Nearly fifty two percent of the Sri Lankan population constitute of women. Although not often highlighted, Sri Lanka’s political history is largely a tale of a bungling efforts at governance by male politicians or the widows of the same. Sri Lanka is a country attempting to propel on low quality testosterone, oppressing and leaving behind half of its population- the women. Little do the men who are hopelessly attempting to govern the nation understand that the mathematics (and common sense) stand against them.You cannot disempower half of your human wealth and achieve economic or social growth.
The brigadier- feeding racists

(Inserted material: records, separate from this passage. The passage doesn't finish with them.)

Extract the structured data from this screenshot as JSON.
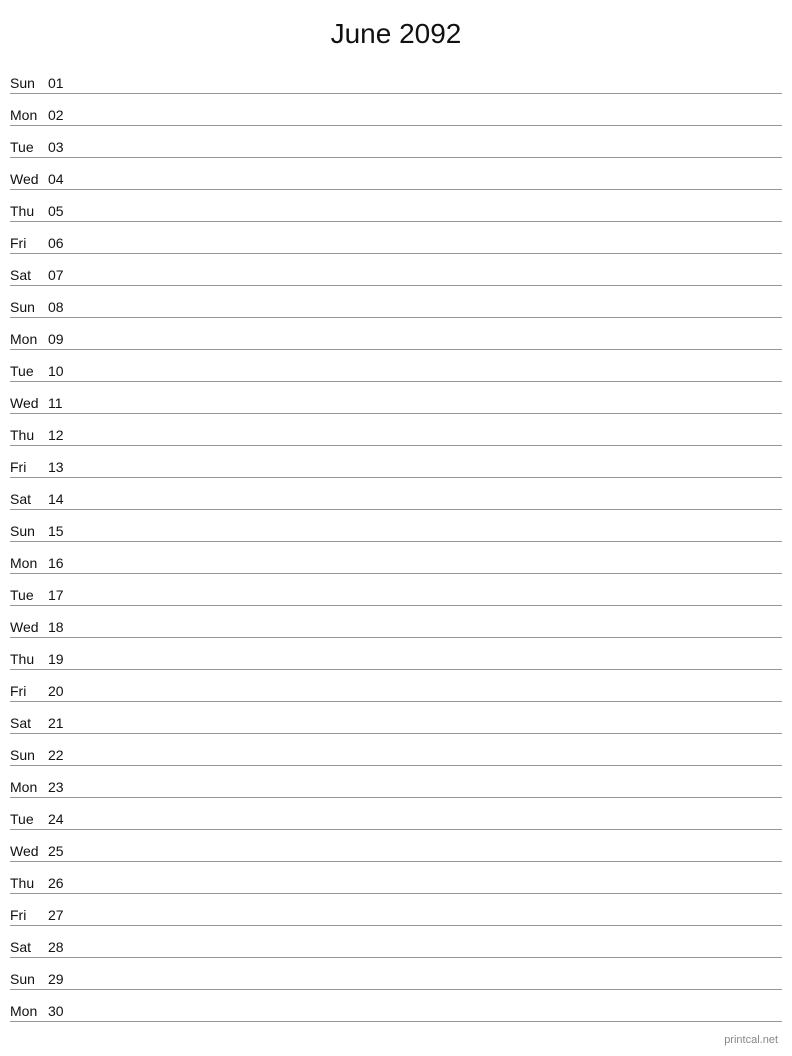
{
  "title": "June 2092",
  "watermark": "printcal.net",
  "days": [
    {
      "name": "Sun",
      "number": "01"
    },
    {
      "name": "Mon",
      "number": "02"
    },
    {
      "name": "Tue",
      "number": "03"
    },
    {
      "name": "Wed",
      "number": "04"
    },
    {
      "name": "Thu",
      "number": "05"
    },
    {
      "name": "Fri",
      "number": "06"
    },
    {
      "name": "Sat",
      "number": "07"
    },
    {
      "name": "Sun",
      "number": "08"
    },
    {
      "name": "Mon",
      "number": "09"
    },
    {
      "name": "Tue",
      "number": "10"
    },
    {
      "name": "Wed",
      "number": "11"
    },
    {
      "name": "Thu",
      "number": "12"
    },
    {
      "name": "Fri",
      "number": "13"
    },
    {
      "name": "Sat",
      "number": "14"
    },
    {
      "name": "Sun",
      "number": "15"
    },
    {
      "name": "Mon",
      "number": "16"
    },
    {
      "name": "Tue",
      "number": "17"
    },
    {
      "name": "Wed",
      "number": "18"
    },
    {
      "name": "Thu",
      "number": "19"
    },
    {
      "name": "Fri",
      "number": "20"
    },
    {
      "name": "Sat",
      "number": "21"
    },
    {
      "name": "Sun",
      "number": "22"
    },
    {
      "name": "Mon",
      "number": "23"
    },
    {
      "name": "Tue",
      "number": "24"
    },
    {
      "name": "Wed",
      "number": "25"
    },
    {
      "name": "Thu",
      "number": "26"
    },
    {
      "name": "Fri",
      "number": "27"
    },
    {
      "name": "Sat",
      "number": "28"
    },
    {
      "name": "Sun",
      "number": "29"
    },
    {
      "name": "Mon",
      "number": "30"
    }
  ]
}
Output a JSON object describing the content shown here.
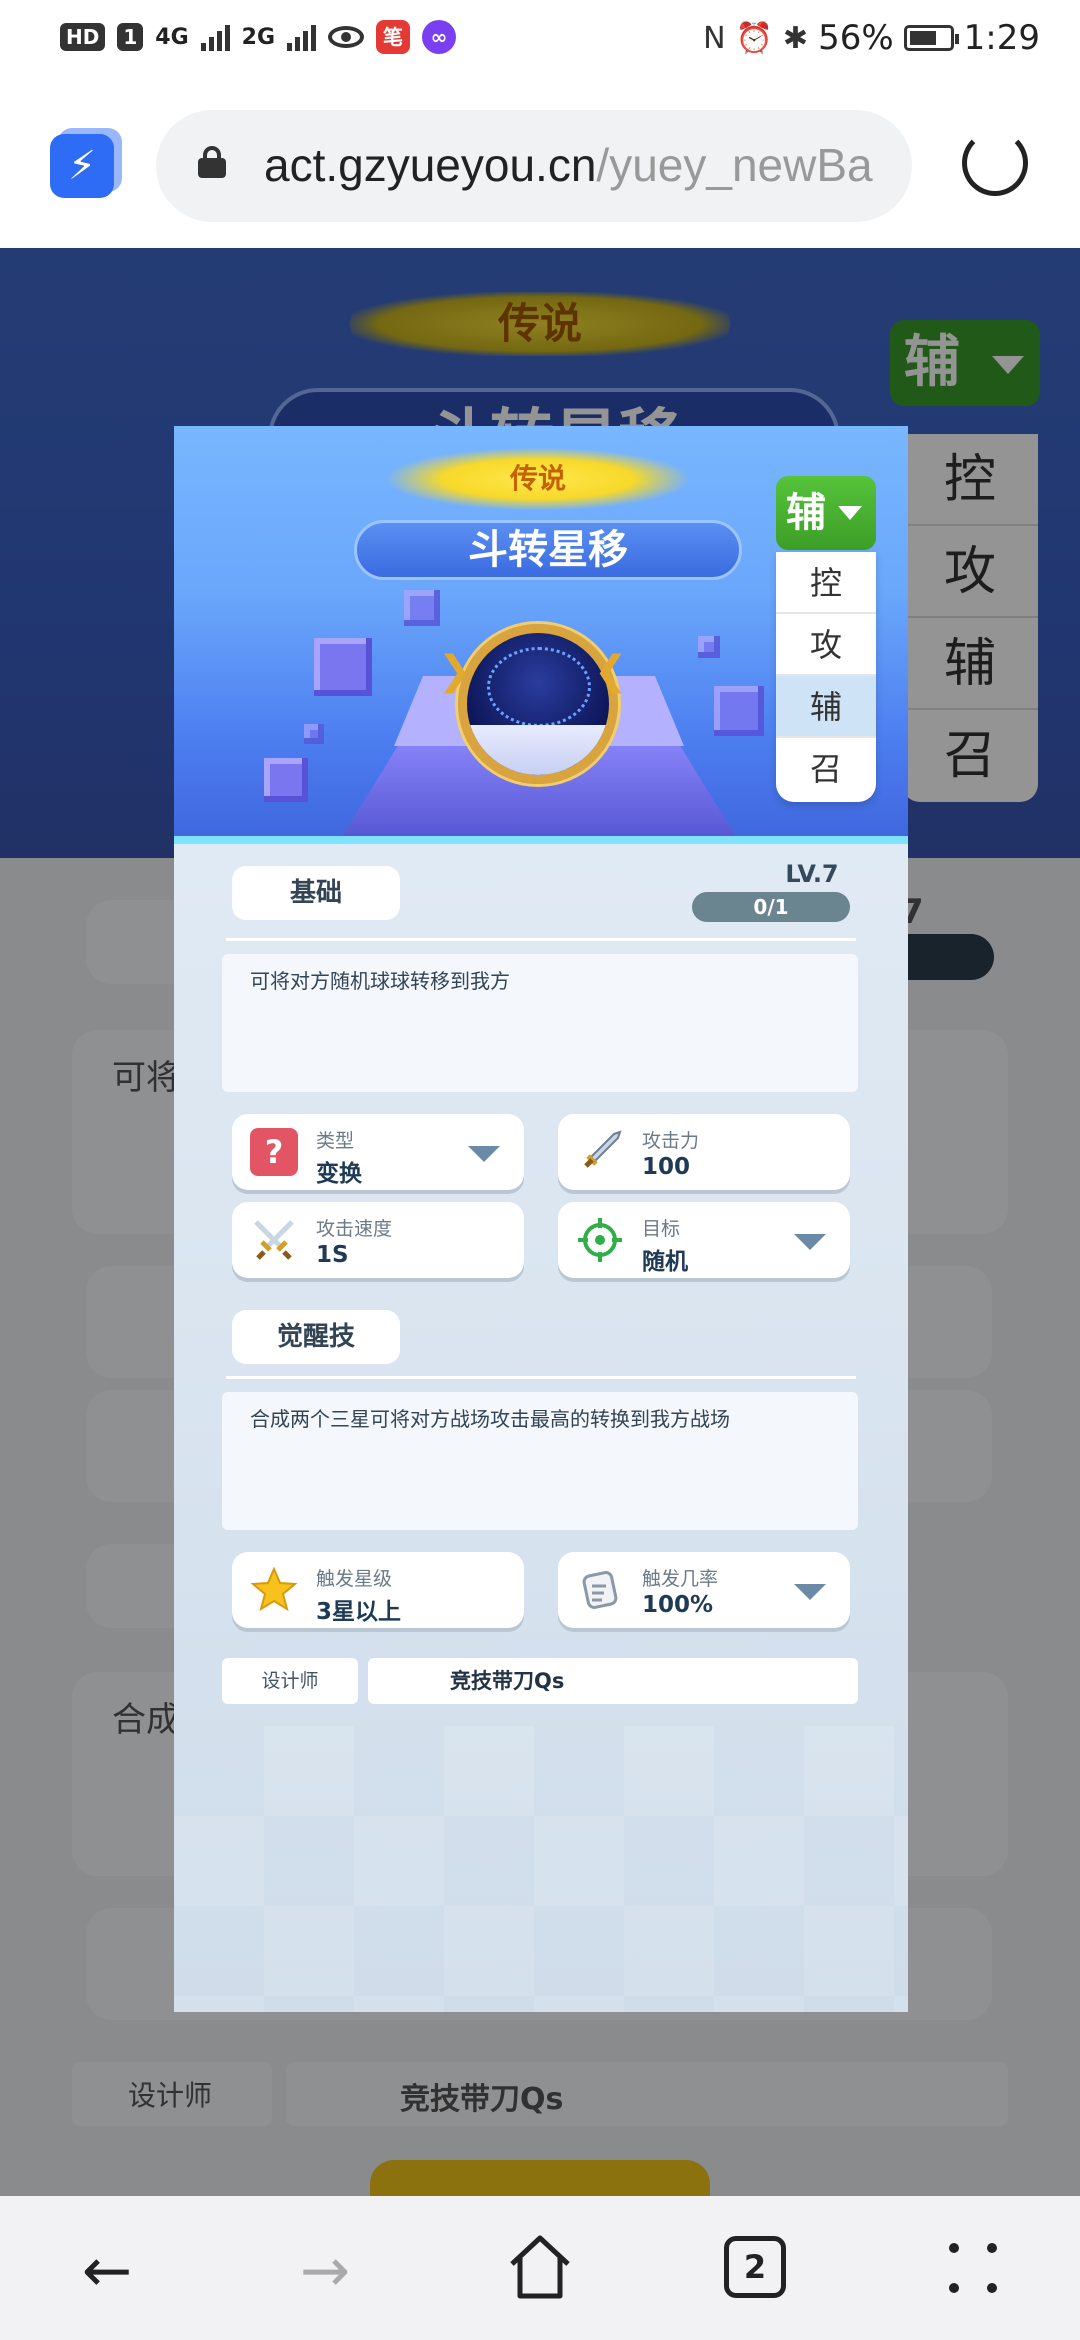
{
  "status_bar": {
    "hd_label": "HD",
    "sim_label": "1",
    "net1": "4G",
    "net2": "2G",
    "red_app": "笔",
    "purple_app": "∞",
    "nfc": "N",
    "battery_pct": "56%",
    "time": "1:29"
  },
  "browser": {
    "url_main": "act.gzyueyou.cn",
    "url_rest": "/yuey_newBa"
  },
  "background": {
    "rarity": "传说",
    "skill_name": "斗转星移",
    "type_selected": "辅",
    "type_options": [
      "控",
      "攻",
      "辅",
      "召"
    ],
    "desc_snippet": "可将",
    "awaken_snippet": "合成",
    "designer_label": "设计师",
    "designer_value": "竞技带刀Qs",
    "lv_tail": "7"
  },
  "modal": {
    "rarity": "传说",
    "skill_name": "斗转星移",
    "type_selected": "辅",
    "type_options": [
      {
        "label": "控",
        "selected": false
      },
      {
        "label": "攻",
        "selected": false
      },
      {
        "label": "辅",
        "selected": true
      },
      {
        "label": "召",
        "selected": false
      }
    ],
    "basic_tab": "基础",
    "level": "LV.7",
    "progress": "0/1",
    "description": "可将对方随机球球转移到我方",
    "stats": {
      "type_label": "类型",
      "type_value": "变换",
      "attack_label": "攻击力",
      "attack_value": "100",
      "speed_label": "攻击速度",
      "speed_value": "1S",
      "target_label": "目标",
      "target_value": "随机"
    },
    "awaken_tab": "觉醒技",
    "awaken_description": "合成两个三星可将对方战场攻击最高的转换到我方战场",
    "trigger": {
      "star_label": "触发星级",
      "star_value": "3星以上",
      "prob_label": "触发几率",
      "prob_value": "100%"
    },
    "designer_label": "设计师",
    "designer_value": "竞技带刀Qs"
  },
  "nav": {
    "tab_count": "2"
  }
}
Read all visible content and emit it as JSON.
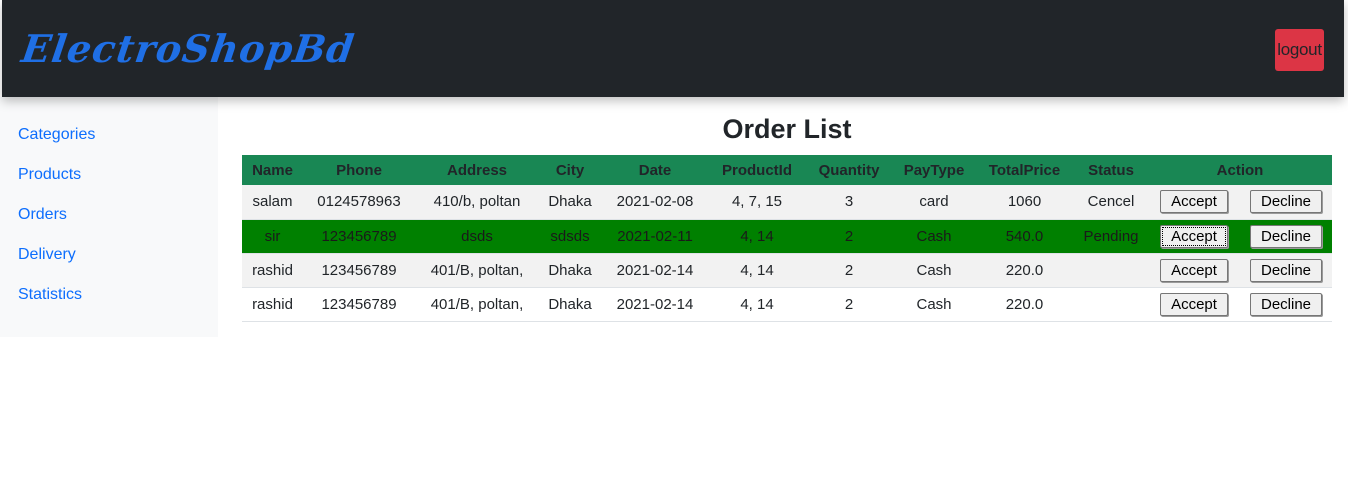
{
  "brand": {
    "name": "ElectroShopBd"
  },
  "header": {
    "logout_label": "logout"
  },
  "sidebar": {
    "items": [
      {
        "label": "Categories"
      },
      {
        "label": "Products"
      },
      {
        "label": "Orders"
      },
      {
        "label": "Delivery"
      },
      {
        "label": "Statistics"
      }
    ]
  },
  "main": {
    "title": "Order List",
    "columns": [
      "Name",
      "Phone",
      "Address",
      "City",
      "Date",
      "ProductId",
      "Quantity",
      "PayType",
      "TotalPrice",
      "Status",
      "Action"
    ],
    "accept_label": "Accept",
    "decline_label": "Decline",
    "rows": [
      {
        "name": "salam",
        "phone": "0124578963",
        "address": "410/b, poltan",
        "city": "Dhaka",
        "date": "2021-02-08",
        "product_id": "4, 7, 15",
        "quantity": "3",
        "pay_type": "card",
        "total_price": "1060",
        "status": "Cencel"
      },
      {
        "name": "sir",
        "phone": "123456789",
        "address": "dsds",
        "city": "sdsds",
        "date": "2021-02-11",
        "product_id": "4, 14",
        "quantity": "2",
        "pay_type": "Cash",
        "total_price": "540.0",
        "status": "Pending"
      },
      {
        "name": "rashid",
        "phone": "123456789",
        "address": "401/B, poltan,",
        "city": "Dhaka",
        "date": "2021-02-14",
        "product_id": "4, 14",
        "quantity": "2",
        "pay_type": "Cash",
        "total_price": "220.0",
        "status": ""
      },
      {
        "name": "rashid",
        "phone": "123456789",
        "address": "401/B, poltan,",
        "city": "Dhaka",
        "date": "2021-02-14",
        "product_id": "4, 14",
        "quantity": "2",
        "pay_type": "Cash",
        "total_price": "220.0",
        "status": ""
      }
    ]
  },
  "colors": {
    "navbar": "#212529",
    "brand": "#1f6fe5",
    "logout": "#dc3545",
    "table_header": "#198754",
    "highlight_row": "#008000",
    "link": "#0d6efd"
  }
}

On the 4th of February 2018, Brigadier Priyanka Fernando, the defense attaché of the Sri Lankan High Commission in the UK made a throat slit gesture to a group of pro-Eelamist protestors. He was promptly recalled by the Ministry of Foreign Affairs a decision which in turn was promptly reversed by an angry President. The brigadier was only a symbol of misplaced nationalism and the emotional instability of a nation limited by racism and mutual distrust. Feeding his brand of racism for short term political benefit is one of the central failures of the government manifested today with a burning Kandy. The bungling brigadier only emblemized the easy inflammability of a nation that ascended his brand of deplorable immaturity to national heroism. The government’s un-stately reaction to his unacceptable conduct further forged the entry of the Sri Lankan society in to a choleric age via state sponsored validation of stupidity.
The Yahapalana government’s default mode for most of its existence has been the damage control mode. Its main objective appears to be pussy footing around Mahinda Rajapaksa, the actual ruler of the country. Guessing what Rajapaksa will do next and concocting ways to protect the Rajapksas appear to occupy the largest space in the minds of both the President and the Prime Minister. Bungling in to pits and climbing out of them depending on the wisdom, maturity and the intervention of few good men (as there are no women in this government) it its natural state. The folly of the choleric age can be distilled in to misplaced priorities, gender inequity and its inability to establish a meaningful racial harmony represented by the bra, the bar and the brigadier. Till this nation frees itself from these Bs, it will remain in a Lewisian place where “you feel as if nothing was ever going to happen”.